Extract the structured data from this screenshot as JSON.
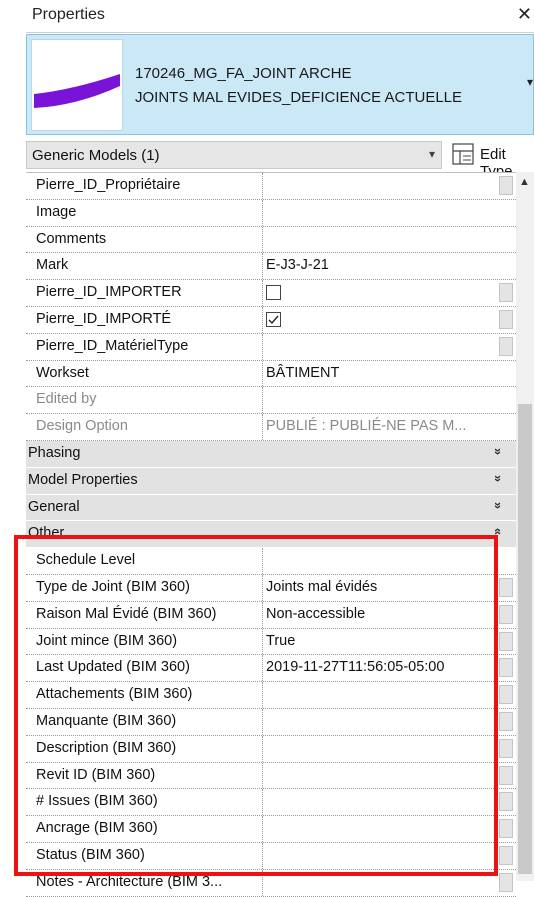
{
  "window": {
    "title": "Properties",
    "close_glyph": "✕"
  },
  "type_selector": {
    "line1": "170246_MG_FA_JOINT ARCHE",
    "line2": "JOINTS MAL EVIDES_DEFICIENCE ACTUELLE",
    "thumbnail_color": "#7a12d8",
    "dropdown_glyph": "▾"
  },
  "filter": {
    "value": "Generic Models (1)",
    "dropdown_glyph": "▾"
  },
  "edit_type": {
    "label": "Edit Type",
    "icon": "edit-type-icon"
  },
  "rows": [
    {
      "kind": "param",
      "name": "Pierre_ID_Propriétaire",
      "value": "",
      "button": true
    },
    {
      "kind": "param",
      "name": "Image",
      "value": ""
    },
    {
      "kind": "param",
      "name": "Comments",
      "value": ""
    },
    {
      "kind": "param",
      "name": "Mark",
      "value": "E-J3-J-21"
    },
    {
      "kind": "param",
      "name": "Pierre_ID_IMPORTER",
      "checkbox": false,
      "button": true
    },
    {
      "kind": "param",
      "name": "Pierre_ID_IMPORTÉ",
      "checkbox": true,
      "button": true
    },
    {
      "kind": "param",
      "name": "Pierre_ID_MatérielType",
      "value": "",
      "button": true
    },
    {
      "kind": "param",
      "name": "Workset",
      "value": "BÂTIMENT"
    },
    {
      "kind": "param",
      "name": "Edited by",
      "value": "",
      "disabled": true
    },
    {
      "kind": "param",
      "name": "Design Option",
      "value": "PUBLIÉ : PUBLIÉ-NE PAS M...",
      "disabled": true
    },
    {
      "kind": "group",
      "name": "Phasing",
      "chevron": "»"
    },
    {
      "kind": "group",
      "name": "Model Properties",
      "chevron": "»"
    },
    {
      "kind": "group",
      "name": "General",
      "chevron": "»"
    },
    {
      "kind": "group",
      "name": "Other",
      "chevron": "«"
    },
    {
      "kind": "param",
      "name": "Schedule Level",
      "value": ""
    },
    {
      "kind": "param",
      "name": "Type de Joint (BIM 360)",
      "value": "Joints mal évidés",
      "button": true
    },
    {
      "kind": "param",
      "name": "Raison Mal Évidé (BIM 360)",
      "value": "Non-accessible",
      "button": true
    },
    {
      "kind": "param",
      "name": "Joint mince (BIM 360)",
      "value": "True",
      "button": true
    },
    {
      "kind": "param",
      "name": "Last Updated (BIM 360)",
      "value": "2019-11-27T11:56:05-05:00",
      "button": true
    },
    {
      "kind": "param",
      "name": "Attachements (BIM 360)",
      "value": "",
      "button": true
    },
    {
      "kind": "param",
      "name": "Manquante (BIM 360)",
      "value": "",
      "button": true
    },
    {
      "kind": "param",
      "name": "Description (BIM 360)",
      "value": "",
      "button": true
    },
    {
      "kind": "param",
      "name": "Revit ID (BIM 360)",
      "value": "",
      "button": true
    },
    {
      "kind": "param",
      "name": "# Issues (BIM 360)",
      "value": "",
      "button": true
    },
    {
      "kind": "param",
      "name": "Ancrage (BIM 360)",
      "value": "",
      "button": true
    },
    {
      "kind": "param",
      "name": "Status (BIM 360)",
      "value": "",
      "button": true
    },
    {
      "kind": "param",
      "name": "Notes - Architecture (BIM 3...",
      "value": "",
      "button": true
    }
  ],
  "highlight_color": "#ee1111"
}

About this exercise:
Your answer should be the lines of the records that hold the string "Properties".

Answer section:
    "title": "Properties",
      "name": "Model Properties",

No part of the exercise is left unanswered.